The green wire connected to CH4 is for SmartAudio.
Once the Crossfire Nano is wired up, heat shrink it and double side tape it on the bottom of the ESC horizontal. This cutout in the Nucleus plate was designed for the RX but still allow you to have a dedicated battery slot.
Assembling the Neutron-R is pretty straight forward. The channels in the Nucleus plate will only let you mount the arms the correct way.
On the bottom plate, because of the hybrid arm geometry built into the channels, the front and back arms are slightly different widths. Make sure the little arrow is pointing up.
To keep the ESC from sitting directly on the frame, cut some Butter Mounts in half to use as spacers.
Mount motors, cut the wires and solder on the ESC. Doesn’t matter which way the wires are soldered. Just make it neat.
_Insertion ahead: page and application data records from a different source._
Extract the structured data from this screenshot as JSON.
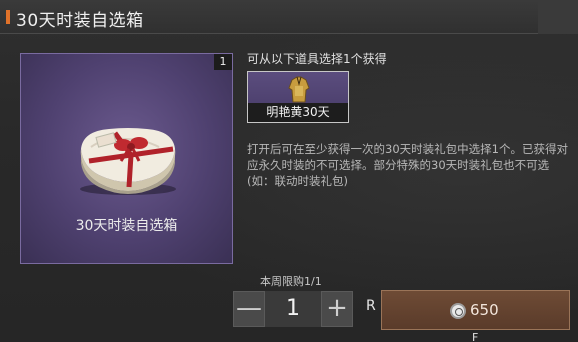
{
  "header": {
    "title": "30天时装自选箱"
  },
  "item": {
    "name": "30天时装自选箱",
    "quantity": "1"
  },
  "panel": {
    "choose_label": "可从以下道具选择1个获得",
    "options": [
      {
        "label": "明艳黄30天"
      }
    ],
    "description": "打开后可在至少获得一次的30天时装礼包中选择1个。已获得对应永久时装的不可选择。部分特殊的30天时装礼包也不可选(如：联动时装礼包)"
  },
  "purchase": {
    "limit_text": "本周限购1/1",
    "quantity": "1",
    "minus_symbol": "—",
    "plus_symbol": "+",
    "hotkey_left": "R",
    "price": "650",
    "hotkey_buy": "F",
    "currency_icon": "coin-icon"
  },
  "colors": {
    "accent": "#e0722a",
    "card_purple": "#5b4d80",
    "buy_button": "#6a4733"
  }
}
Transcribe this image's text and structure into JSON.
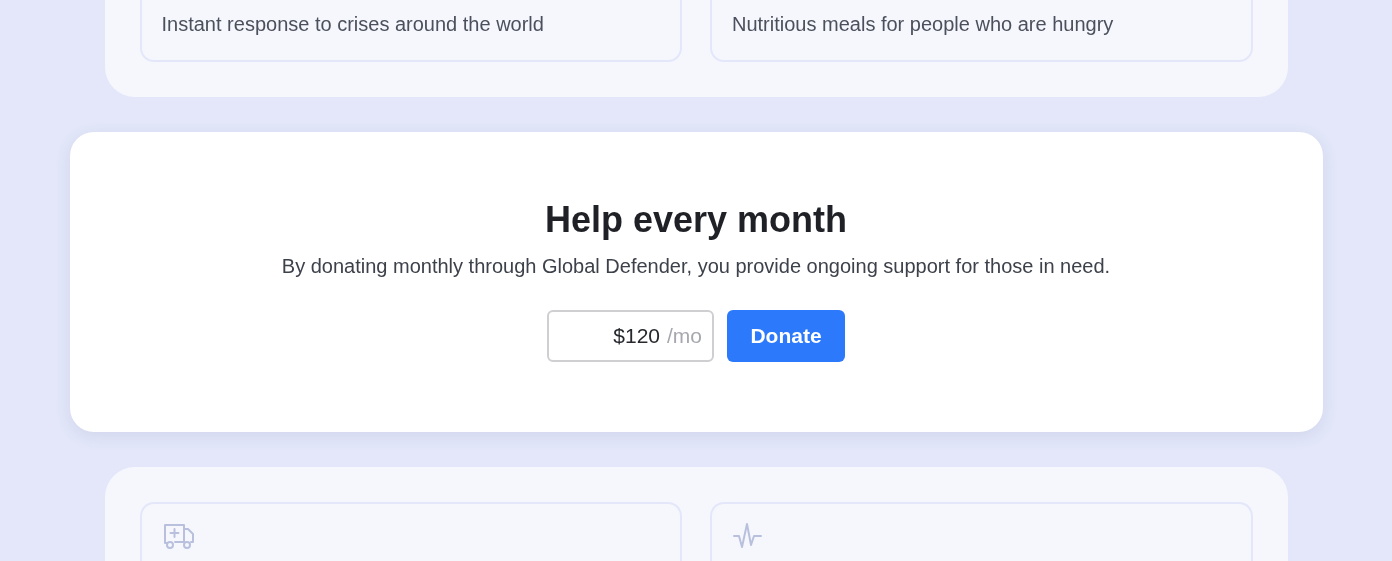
{
  "top_cards": [
    {
      "description": "Instant response to crises around the world"
    },
    {
      "description": "Nutritious meals for people who are hungry"
    }
  ],
  "monthly": {
    "title": "Help every month",
    "text": "By donating monthly through Global Defender, you provide ongoing support for those in need.",
    "amount": "$120",
    "unit": "/mo",
    "button": "Donate"
  },
  "bottom_cards": [
    {
      "kind": "ambulance"
    },
    {
      "kind": "pulse"
    }
  ]
}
Any motor spinning the wrong direction can be reversed in BLHeli32 later.
The Talon series flight controllers were designed to be used with the Aikon AK32. The Talon F7 Fusion comes with four harnesses. One of them is for the AK32 (use the harness below for the AK32). It’s a direct plug in with no need to remap or rearrange any pins. It will power the flight controller and the motor outputs will already be mapped correctly. Plug in play.
Just make sure the flight controller is in this orientation with the USB connector facing the right.
Solder the Crossfire wires.
I’m using a half 20×20 carbon fiber plate to mount the PRO32. This half plate makes it easy to mount a tiny vtx and heat shrink or gaffer tape the UFL connector to secure it.
Since the PRO32 Nano vtx requires 5v power, make sure you select the 5v jumper on the flight controller. If you forget to select the jumper you wont have video and if you select VBAT you’ll fry the VTX.
Wire the VTX per schematic above.
Using a short battery cable like this will help keep the connector and battery out of the props. Ever since I started using a small battery cable like this I haven’t had any issues with cut wires.
Be sure to pay attention to the polarity of the capacitor. If it’s installed backwards it can explode.
At this point we’re pretty much done with the physical build. Stay tuned next week for the BetaFlight setup!
If you found this post helpful, it would be super cool if you purchased the components from my store or purchase items from my Amazon links. These posts are expensive and take a loooong time to make so the purchases make it possible for me to keep making them. Thanks in advance, I greatly appreciate it 🙂